From Tahsis a few weeks ago, it was on to Neah Bay, fishing one of the most beautiful places in our state, Cape Flattery. King salmon southbound from Alaska and British Columbia are required to clear U.S. Customs at Cape Flattery as they make individual decisions to take a left, eastbound down the Strait of Juan de Fuca, or continue their southbound course along the Washington coast. A majority of these Chinook stocks are destined for the Columbia River, scheduled to arrive during the third week of August. Guess who will be there to meet them? Yo! Over here! Come to your daddy, sweetheart!
I’ve enjoyed great success fishing the entrance to the Columbia River in mid-August since my baptism to the fishery back in ’86. While ’86 established the all-time record of coho salmon returning to the Columbia of over 1.6 million fish, it was 1987 that really did me in. The Chinook salmon return back then was nearly 800,000 fish which represented the largest return since Bonneville Dam fish counts began in 1938. Good ‘ol 1938, huh?
In the last five years, the returns have blown ’38 out of the water, hovering around 900,000 to 1.2 million. There is no better show in town than the mouth of the Columbia in mid-August. Just like shooting ducks in a 55-gallon barrel – but not different.
My favorite spot is north of the mouth of the Columbia, about 3-5 miles in front of the town called Long Beach, trolling north and south in 25 to 50 feet of water through massive schools of anchovy. The technique is beyond simple. Tie your mainline to a diver, trailing 6-7 feet of 25 pound leader with tandem hooks, and thread on a fresh anchovy, available live in the Ilwaco boat basin, or a frozen herring. It all works!
I’m applying a fast troll speed at 3 to 3.5 miles per hour to get that bait spinning extremely fast, a tight drag to ensure the hook set on the grab with 13-15 pulls of mainline from your reel (two feet per pull). The results will be a takedown as if you’ve hooked an Amtrak. Big crushing bite, baby!
In the Columbia, I like fishing the “wing walls” on the Washington side of the river beginning early in the flood tide an hour or two after low slack. Green navigational markers are attached to pilings numbered 1 through 7, trolling into the current with 15-17 pulls. Some anglers prefer to hold their position with a downstream heading. I believe most of the king salmon entering the river are at mid-depth as they migrate upstream.
Once the incoming tide has completed about half its cycle, I’ll run upstream to Desdemona flats, immediately below the Megler-Astoria Bridge on the Washington side of the river, or continue above the bridge into Blind Channel. Blind Channel is simply a name applied to several underwater channels where Chinook salmon frequently hang on their journey upstream. In both areas, I’m zeroing in on 20-30 feet of water.

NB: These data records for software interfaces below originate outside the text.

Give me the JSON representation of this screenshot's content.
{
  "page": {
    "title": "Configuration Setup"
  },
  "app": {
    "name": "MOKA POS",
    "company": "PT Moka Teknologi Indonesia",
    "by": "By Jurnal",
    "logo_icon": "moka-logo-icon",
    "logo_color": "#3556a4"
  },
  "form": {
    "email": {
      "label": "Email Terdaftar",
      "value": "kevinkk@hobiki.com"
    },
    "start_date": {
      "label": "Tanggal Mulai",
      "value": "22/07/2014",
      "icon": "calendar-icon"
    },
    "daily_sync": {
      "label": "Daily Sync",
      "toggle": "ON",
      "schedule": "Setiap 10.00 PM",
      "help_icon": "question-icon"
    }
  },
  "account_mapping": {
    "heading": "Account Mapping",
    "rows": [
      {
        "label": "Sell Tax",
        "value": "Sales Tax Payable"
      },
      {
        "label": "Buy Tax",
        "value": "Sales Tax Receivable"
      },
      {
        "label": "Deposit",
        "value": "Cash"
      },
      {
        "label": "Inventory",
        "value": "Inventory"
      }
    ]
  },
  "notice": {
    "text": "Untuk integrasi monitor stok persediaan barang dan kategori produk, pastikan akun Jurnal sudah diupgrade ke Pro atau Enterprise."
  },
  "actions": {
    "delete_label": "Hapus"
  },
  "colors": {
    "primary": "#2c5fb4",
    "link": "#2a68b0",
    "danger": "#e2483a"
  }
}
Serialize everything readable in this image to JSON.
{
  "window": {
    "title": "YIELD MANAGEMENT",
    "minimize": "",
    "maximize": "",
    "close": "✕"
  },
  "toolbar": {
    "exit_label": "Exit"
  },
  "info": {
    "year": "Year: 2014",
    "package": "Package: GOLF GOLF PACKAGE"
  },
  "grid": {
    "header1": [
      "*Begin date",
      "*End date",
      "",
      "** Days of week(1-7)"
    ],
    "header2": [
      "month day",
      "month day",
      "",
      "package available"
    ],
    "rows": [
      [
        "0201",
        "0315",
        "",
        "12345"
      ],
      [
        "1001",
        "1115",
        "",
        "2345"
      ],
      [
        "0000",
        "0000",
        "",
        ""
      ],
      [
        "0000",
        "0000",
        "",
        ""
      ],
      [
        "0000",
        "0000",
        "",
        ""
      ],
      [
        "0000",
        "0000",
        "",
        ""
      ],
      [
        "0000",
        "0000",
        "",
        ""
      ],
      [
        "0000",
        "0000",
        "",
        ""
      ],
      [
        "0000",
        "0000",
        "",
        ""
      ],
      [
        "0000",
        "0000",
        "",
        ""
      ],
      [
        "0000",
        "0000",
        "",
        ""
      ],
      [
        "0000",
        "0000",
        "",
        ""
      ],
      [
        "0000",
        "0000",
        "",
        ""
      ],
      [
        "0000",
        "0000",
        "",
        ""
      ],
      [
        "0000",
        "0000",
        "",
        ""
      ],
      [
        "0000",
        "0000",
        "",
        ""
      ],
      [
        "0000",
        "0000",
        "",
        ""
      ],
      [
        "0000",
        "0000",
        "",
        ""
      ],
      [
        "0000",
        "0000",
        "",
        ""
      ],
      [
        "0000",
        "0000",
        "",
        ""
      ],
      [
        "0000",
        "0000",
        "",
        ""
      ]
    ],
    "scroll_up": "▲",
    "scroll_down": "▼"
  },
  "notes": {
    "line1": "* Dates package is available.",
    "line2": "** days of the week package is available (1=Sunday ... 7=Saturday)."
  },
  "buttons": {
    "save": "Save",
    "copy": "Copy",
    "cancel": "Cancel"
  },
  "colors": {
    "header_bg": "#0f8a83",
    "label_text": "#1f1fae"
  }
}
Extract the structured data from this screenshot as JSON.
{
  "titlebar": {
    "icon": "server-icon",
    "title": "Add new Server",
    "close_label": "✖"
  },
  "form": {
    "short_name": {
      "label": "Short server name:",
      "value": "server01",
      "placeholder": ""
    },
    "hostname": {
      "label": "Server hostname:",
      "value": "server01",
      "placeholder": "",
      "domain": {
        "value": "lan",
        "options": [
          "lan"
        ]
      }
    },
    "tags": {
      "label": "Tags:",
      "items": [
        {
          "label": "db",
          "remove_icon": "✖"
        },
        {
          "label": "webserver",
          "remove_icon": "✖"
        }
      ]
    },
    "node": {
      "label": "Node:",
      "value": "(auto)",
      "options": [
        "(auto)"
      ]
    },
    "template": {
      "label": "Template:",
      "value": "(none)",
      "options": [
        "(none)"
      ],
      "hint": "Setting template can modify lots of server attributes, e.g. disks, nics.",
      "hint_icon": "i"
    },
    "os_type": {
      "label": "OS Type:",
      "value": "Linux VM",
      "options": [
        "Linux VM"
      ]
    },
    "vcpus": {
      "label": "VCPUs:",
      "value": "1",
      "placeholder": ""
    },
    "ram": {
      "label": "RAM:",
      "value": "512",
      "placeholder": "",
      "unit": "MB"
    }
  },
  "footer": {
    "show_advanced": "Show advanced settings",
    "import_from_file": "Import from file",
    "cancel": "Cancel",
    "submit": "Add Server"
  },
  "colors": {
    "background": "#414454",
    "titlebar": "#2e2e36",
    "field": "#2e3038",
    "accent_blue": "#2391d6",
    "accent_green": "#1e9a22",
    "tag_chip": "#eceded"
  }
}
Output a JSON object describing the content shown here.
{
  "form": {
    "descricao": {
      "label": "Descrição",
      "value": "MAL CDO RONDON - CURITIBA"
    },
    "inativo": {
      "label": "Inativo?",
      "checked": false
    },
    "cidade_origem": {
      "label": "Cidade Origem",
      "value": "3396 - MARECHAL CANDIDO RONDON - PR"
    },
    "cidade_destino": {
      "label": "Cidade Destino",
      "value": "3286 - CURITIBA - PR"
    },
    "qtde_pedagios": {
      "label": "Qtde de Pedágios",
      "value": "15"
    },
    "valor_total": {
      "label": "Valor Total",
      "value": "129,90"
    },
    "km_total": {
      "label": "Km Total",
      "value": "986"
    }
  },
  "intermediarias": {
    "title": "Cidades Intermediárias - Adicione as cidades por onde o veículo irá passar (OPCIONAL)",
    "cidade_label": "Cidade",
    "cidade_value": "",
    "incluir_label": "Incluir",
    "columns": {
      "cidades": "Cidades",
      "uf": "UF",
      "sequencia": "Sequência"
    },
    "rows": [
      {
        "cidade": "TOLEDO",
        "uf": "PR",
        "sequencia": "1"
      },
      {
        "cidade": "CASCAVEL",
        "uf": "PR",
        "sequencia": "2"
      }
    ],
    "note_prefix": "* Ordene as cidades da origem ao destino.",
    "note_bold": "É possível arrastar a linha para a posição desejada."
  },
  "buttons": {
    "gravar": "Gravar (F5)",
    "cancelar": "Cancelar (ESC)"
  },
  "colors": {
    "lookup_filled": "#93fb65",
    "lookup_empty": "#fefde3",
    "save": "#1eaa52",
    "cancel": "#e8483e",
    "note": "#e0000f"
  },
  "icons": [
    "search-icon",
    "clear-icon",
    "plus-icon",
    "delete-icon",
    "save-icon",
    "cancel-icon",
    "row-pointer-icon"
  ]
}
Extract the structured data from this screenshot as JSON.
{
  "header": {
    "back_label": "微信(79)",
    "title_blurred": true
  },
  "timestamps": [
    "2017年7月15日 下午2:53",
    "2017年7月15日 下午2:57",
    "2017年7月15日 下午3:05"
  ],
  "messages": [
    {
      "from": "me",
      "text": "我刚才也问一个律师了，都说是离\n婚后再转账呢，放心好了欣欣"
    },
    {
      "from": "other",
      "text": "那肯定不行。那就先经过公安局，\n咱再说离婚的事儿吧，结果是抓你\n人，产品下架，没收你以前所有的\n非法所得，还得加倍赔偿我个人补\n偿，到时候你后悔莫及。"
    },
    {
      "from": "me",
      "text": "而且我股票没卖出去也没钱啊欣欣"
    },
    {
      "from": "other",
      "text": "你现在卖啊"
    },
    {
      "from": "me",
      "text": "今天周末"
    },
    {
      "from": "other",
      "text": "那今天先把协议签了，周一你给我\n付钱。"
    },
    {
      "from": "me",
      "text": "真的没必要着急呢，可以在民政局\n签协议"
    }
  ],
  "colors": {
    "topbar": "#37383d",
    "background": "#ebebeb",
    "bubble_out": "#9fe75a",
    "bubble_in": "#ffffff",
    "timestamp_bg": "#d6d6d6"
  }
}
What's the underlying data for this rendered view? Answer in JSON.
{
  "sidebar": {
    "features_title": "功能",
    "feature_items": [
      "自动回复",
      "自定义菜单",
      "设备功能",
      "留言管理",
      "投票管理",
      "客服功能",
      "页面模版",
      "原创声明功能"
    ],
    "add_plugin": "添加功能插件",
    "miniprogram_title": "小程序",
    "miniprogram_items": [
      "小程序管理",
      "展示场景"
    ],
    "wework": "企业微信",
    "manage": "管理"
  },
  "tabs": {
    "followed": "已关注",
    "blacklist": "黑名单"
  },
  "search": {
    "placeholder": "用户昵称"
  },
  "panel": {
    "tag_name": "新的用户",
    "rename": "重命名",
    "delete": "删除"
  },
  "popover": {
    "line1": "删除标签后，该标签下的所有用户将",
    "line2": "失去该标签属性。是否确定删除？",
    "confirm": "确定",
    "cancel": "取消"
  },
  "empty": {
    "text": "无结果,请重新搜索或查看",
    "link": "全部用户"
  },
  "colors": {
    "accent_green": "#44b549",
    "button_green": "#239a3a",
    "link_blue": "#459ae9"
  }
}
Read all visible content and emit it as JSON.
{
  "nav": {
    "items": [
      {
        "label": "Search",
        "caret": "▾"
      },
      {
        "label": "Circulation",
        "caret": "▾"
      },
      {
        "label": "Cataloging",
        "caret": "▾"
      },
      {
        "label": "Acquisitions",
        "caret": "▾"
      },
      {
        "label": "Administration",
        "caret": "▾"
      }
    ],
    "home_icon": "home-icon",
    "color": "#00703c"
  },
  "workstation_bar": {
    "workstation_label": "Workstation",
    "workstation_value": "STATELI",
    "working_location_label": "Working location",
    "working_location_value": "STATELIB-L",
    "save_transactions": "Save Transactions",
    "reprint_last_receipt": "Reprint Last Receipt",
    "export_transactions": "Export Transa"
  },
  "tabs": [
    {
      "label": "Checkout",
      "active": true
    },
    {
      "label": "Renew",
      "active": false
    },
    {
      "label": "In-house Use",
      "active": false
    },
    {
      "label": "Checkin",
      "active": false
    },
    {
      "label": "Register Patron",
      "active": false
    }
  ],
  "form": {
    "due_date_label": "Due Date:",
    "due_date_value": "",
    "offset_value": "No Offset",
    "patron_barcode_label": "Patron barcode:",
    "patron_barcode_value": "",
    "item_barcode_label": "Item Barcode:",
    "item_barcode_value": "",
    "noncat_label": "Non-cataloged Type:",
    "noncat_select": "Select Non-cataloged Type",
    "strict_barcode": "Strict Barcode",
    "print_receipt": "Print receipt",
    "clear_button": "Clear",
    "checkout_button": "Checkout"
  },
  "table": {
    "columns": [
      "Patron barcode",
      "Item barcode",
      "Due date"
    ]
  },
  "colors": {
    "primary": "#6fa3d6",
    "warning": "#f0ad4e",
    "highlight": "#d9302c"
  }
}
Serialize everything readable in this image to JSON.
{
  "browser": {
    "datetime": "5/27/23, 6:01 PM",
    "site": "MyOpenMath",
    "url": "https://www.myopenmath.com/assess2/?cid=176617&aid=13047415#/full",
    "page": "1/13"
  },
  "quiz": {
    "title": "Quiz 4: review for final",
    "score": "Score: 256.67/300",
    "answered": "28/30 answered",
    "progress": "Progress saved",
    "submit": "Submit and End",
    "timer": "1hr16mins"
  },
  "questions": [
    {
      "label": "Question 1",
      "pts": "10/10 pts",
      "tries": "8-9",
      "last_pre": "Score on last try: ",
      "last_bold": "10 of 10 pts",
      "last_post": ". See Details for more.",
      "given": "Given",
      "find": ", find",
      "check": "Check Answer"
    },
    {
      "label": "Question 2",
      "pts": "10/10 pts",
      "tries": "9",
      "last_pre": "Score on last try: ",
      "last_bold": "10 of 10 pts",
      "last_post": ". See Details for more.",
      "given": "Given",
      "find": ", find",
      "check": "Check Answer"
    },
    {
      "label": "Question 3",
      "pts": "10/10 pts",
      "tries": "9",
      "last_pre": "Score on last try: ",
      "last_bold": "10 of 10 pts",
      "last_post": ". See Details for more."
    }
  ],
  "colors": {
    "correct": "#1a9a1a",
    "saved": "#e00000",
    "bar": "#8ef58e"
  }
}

For these two areas, most anglers are using heavy sliding drop sinkers, anywhere from eight to 16 ounces, maintaining contact with the bottom or within a foot of the bottom. Get the net!
I am locked and loaded for major salmon fishing trips in August to the Washington coast. Salmon fishing won’t get any better following this month until next summer, so giddy up and time to make hay.
See you on the water!